Last year, 39 million acres of forest cover was lost from the world’s tropics.
The good news is that this figure is a little lower than the record amounts of canopy destroyed in 2016. But that’s pretty much the only silver lining here. A less generous interpretation of the data suggests there’s no sign of the trend reversing.
Data gathered by the University of Maryland as part of the US-based World Resources Institute’s Global Forest Watch was used in a snapshot describing the amount of tropical forest that lost significant amounts of cover in 2017.
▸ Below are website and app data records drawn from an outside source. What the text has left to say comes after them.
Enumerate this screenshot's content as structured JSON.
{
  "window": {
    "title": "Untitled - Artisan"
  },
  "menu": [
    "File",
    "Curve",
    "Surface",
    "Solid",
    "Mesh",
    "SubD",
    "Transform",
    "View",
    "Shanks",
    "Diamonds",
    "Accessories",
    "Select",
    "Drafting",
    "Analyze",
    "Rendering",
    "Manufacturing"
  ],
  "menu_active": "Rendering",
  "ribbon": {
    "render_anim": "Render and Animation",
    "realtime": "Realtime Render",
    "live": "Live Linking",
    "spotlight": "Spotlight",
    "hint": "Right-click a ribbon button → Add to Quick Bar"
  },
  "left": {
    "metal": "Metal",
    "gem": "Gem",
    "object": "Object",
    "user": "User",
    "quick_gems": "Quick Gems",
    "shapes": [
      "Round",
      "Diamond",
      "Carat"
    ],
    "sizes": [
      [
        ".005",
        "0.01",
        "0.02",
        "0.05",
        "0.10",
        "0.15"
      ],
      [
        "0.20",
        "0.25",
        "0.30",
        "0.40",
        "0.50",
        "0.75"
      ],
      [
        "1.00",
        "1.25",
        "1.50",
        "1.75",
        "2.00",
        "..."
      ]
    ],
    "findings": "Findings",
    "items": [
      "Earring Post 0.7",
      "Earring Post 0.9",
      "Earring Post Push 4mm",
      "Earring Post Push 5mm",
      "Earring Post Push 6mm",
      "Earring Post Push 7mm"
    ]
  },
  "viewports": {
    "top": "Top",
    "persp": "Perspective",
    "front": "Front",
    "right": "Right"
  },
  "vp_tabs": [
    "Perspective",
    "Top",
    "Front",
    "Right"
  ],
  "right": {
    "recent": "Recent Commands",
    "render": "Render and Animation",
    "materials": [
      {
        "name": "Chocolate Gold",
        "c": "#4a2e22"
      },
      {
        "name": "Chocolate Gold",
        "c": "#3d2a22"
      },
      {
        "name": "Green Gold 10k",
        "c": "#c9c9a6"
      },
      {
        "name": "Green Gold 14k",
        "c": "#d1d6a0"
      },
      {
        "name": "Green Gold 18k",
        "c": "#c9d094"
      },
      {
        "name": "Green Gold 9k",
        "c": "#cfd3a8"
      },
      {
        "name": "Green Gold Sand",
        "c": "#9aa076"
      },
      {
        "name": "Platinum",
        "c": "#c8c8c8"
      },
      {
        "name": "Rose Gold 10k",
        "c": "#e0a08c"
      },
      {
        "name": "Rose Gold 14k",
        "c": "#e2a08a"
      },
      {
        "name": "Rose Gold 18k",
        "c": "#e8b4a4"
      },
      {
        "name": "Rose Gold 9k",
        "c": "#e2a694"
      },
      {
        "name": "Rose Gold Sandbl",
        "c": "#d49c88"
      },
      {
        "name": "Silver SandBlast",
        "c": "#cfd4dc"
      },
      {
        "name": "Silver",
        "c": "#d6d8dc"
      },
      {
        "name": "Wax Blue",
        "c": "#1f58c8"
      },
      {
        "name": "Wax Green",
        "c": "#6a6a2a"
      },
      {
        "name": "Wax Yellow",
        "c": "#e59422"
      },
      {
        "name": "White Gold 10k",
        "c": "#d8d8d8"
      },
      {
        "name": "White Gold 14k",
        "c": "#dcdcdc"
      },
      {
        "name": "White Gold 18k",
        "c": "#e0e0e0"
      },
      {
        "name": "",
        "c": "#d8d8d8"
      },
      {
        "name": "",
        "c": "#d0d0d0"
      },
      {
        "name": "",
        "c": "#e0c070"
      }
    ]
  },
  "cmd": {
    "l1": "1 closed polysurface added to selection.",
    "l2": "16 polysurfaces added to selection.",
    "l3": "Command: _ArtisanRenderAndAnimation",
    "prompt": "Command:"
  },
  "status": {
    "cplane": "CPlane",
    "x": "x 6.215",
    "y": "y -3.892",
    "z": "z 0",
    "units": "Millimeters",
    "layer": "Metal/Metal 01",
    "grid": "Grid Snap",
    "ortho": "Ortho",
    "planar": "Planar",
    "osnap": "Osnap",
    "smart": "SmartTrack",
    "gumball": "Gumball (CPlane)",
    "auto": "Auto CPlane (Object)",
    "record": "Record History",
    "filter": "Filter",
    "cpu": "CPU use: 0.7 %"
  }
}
The reduction in a forest’s cover describes the removal of 30 percent of canopy in both managed and wild wooded ecosystems, most commonly as a result of natural disasters or fires set by humans.